Characters such as Dona Flor and Dr. Teodoro form the distinctive environment of Salvador and the novel. They belong to a striving middle class, surviving through discipline, acceptability, and collaboration; suffering intrigues, calamities, and declines; attempting good humor; and bearing the mockery of others. The other population is the underworld, that of Vadinho, Mirandão, and the rakes, scoundrels, gamblers, and prostitutes around them. This is a world of trickery and unctuous flattery, petty gains and dramatic losses, conniving and superstition, fellowship and getting along, and benevolence and knavery.

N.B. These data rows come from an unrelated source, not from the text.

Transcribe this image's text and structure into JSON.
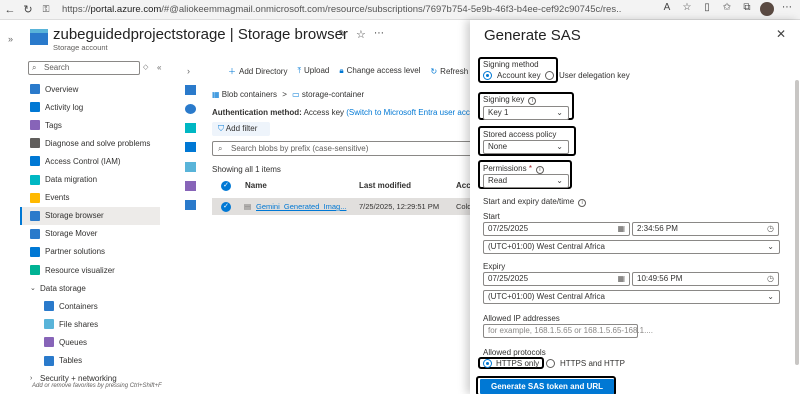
{
  "browser": {
    "url_prefix": "https://",
    "url_host": "portal.azure.com",
    "url_rest": "/#@aliokeemmagmail.onmicrosoft.com/resource/subscriptions/7697b754-5e9b-46f3-b4ee-cef92c90745c/res..."
  },
  "resource": {
    "title": "zubeguidedprojectstorage | Storage browser",
    "subtitle": "Storage account"
  },
  "sidebar": {
    "search_placeholder": "Search",
    "items": [
      {
        "label": "Overview",
        "icon": "overview-icon",
        "color": "#2a7acb"
      },
      {
        "label": "Activity log",
        "icon": "activity-log-icon",
        "color": "#0078d4"
      },
      {
        "label": "Tags",
        "icon": "tag-icon",
        "color": "#8764b8"
      },
      {
        "label": "Diagnose and solve problems",
        "icon": "diagnose-icon",
        "color": "#605e5c"
      },
      {
        "label": "Access Control (IAM)",
        "icon": "iam-icon",
        "color": "#0078d4"
      },
      {
        "label": "Data migration",
        "icon": "data-migration-icon",
        "color": "#00b7c3"
      },
      {
        "label": "Events",
        "icon": "events-icon",
        "color": "#ffb900"
      },
      {
        "label": "Storage browser",
        "icon": "storage-browser-icon",
        "color": "#2a7acb"
      },
      {
        "label": "Storage Mover",
        "icon": "storage-mover-icon",
        "color": "#2a7acb"
      },
      {
        "label": "Partner solutions",
        "icon": "partner-icon",
        "color": "#0078d4"
      },
      {
        "label": "Resource visualizer",
        "icon": "visualizer-icon",
        "color": "#00b294"
      },
      {
        "label": "Data storage",
        "icon": "",
        "color": ""
      },
      {
        "label": "Containers",
        "icon": "containers-icon",
        "color": "#2a7acb"
      },
      {
        "label": "File shares",
        "icon": "file-shares-icon",
        "color": "#59b4d9"
      },
      {
        "label": "Queues",
        "icon": "queues-icon",
        "color": "#8764b8"
      },
      {
        "label": "Tables",
        "icon": "tables-icon",
        "color": "#2a7acb"
      },
      {
        "label": "Security + networking",
        "icon": "",
        "color": ""
      }
    ],
    "favorites_hint": "Add or remove favorites by pressing Ctrl+Shift+F"
  },
  "toolbar": {
    "add_directory": "Add Directory",
    "upload": "Upload",
    "change_access": "Change access level",
    "refresh": "Refresh"
  },
  "breadcrumb": {
    "root": "Blob containers",
    "sep": ">",
    "current": "storage-container"
  },
  "auth": {
    "label": "Authentication method:",
    "value": "Access key",
    "link": "(Switch to Microsoft Entra user account)"
  },
  "filter": {
    "add_filter": "Add filter",
    "search_placeholder": "Search blobs by prefix (case-sensitive)"
  },
  "listing": {
    "showing": "Showing all 1 items",
    "headers": [
      "Name",
      "Last modified",
      "Acce"
    ],
    "rows": [
      {
        "name": "Gemini_Generated_Imag...",
        "modified": "7/25/2025, 12:29:51 PM",
        "access": "Cold"
      }
    ]
  },
  "sas": {
    "title": "Generate SAS",
    "signing_method_label": "Signing method",
    "signing_method_options": [
      "Account key",
      "User delegation key"
    ],
    "signing_key_label": "Signing key",
    "signing_key_value": "Key 1",
    "stored_policy_label": "Stored access policy",
    "stored_policy_value": "None",
    "permissions_label": "Permissions",
    "permissions_required": "*",
    "permissions_value": "Read",
    "start_expiry_label": "Start and expiry date/time",
    "start_label": "Start",
    "start_date": "07/25/2025",
    "start_time": "2:34:56 PM",
    "start_tz": "(UTC+01:00) West Central Africa",
    "expiry_label": "Expiry",
    "expiry_date": "07/25/2025",
    "expiry_time": "10:49:56 PM",
    "expiry_tz": "(UTC+01:00) West Central Africa",
    "ip_label": "Allowed IP addresses",
    "ip_placeholder": "for example, 168.1.5.65 or 168.1.5.65-168.1....",
    "protocols_label": "Allowed protocols",
    "protocol_options": [
      "HTTPS only",
      "HTTPS and HTTP"
    ],
    "generate_button": "Generate SAS token and URL"
  }
}
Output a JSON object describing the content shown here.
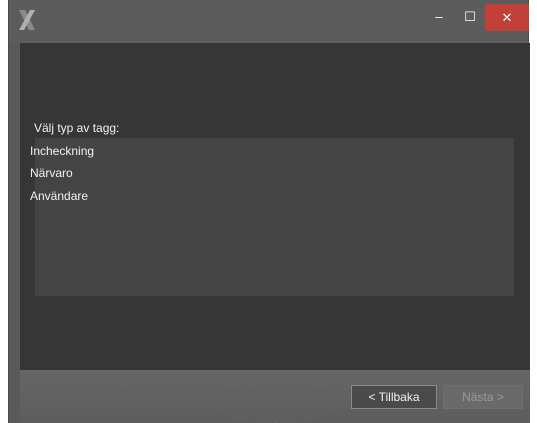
{
  "window": {
    "logo_icon": "x-logo-icon",
    "controls": {
      "minimize_glyph": "–",
      "maximize_glyph": "☐",
      "close_glyph": "✕",
      "close_color": "#c1403a"
    }
  },
  "main": {
    "prompt": "Välj typ av tagg:",
    "list_items": [
      "Incheckning",
      "Närvaro",
      "Användare"
    ]
  },
  "footer": {
    "back_label": "< Tillbaka",
    "next_label": "Nästa >",
    "next_enabled": false
  },
  "colors": {
    "window_frame": "#5a5a5a",
    "content_bg": "#363636",
    "list_bg": "#444444",
    "text": "#f2f2f2"
  }
}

Among the many ironies suffusing Bahian society and the novel is that of religion. For middle-class Bahia, this religion is Roman Catholicism, organized in parishes and historic churches and supervised by clergy and vigilant sodality ladies. Its adherents pursue fortune and hope, and flee temptation and misfortune by recourse to votive-lit petitions and urgent masses. The underclass resorts to Candomblé, the spiritual synthesis of African gods and myths with Catholicism. Indulgent and easygoing, its followers, nevertheless, must be ever vigilant to trickery and the evil eye. They must...
(The entire section is 792 words.)